Problem to solve ▸
The lines of the records that include "placeholder" should all be copied.

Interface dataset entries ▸
[Start of section]

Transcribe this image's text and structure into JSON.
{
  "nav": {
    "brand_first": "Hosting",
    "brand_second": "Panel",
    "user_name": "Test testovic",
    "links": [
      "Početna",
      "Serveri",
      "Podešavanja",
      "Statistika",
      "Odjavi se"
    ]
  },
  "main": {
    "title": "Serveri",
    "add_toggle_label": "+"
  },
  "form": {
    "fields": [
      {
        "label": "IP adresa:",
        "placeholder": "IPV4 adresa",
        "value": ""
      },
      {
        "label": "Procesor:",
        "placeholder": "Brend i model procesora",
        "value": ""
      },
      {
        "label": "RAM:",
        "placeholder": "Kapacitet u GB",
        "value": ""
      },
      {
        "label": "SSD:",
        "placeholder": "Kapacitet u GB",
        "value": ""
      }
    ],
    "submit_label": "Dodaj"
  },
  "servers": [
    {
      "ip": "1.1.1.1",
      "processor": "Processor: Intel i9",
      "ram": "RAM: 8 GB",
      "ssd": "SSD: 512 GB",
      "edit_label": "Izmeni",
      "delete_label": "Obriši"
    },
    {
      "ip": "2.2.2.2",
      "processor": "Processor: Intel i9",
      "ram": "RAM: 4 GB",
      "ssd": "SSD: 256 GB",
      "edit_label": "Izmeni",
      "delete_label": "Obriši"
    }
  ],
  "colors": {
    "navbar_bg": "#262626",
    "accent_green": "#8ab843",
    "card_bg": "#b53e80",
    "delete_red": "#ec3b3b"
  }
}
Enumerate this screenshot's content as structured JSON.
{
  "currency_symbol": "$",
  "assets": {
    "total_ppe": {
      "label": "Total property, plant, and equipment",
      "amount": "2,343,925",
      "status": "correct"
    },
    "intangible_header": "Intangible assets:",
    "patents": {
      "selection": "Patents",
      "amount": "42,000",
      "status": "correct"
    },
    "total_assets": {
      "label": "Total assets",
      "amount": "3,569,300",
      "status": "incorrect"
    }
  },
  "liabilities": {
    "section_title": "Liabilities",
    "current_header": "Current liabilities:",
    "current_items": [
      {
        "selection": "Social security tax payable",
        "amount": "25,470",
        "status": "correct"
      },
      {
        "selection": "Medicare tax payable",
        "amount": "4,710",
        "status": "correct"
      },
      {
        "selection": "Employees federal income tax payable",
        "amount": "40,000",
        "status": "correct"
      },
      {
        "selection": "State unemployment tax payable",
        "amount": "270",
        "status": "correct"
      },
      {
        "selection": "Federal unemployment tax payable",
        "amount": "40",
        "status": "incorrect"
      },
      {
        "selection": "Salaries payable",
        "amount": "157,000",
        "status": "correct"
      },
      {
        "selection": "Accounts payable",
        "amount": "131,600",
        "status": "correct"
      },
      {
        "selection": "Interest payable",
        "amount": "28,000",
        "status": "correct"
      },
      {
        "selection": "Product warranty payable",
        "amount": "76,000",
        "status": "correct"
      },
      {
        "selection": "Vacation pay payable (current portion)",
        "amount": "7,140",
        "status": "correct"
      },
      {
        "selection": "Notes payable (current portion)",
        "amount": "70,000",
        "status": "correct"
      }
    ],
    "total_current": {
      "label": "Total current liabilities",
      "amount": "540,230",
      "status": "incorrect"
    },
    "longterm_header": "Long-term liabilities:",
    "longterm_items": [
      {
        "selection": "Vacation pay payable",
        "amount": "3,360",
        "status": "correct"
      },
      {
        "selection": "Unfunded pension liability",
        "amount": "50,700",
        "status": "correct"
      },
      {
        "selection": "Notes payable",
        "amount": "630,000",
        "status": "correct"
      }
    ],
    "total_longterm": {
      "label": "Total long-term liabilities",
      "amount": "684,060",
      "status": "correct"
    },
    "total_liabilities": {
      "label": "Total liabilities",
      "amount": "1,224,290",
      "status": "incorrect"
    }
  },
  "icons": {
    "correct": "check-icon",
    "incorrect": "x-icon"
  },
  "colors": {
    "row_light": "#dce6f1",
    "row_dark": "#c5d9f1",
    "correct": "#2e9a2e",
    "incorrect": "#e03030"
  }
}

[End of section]

Response to this task ▸
        "placeholder": "IPV4 adresa",
        "placeholder": "Brend i model procesora",
        "placeholder": "Kapacitet u GB",
        "placeholder": "Kapacitet u GB",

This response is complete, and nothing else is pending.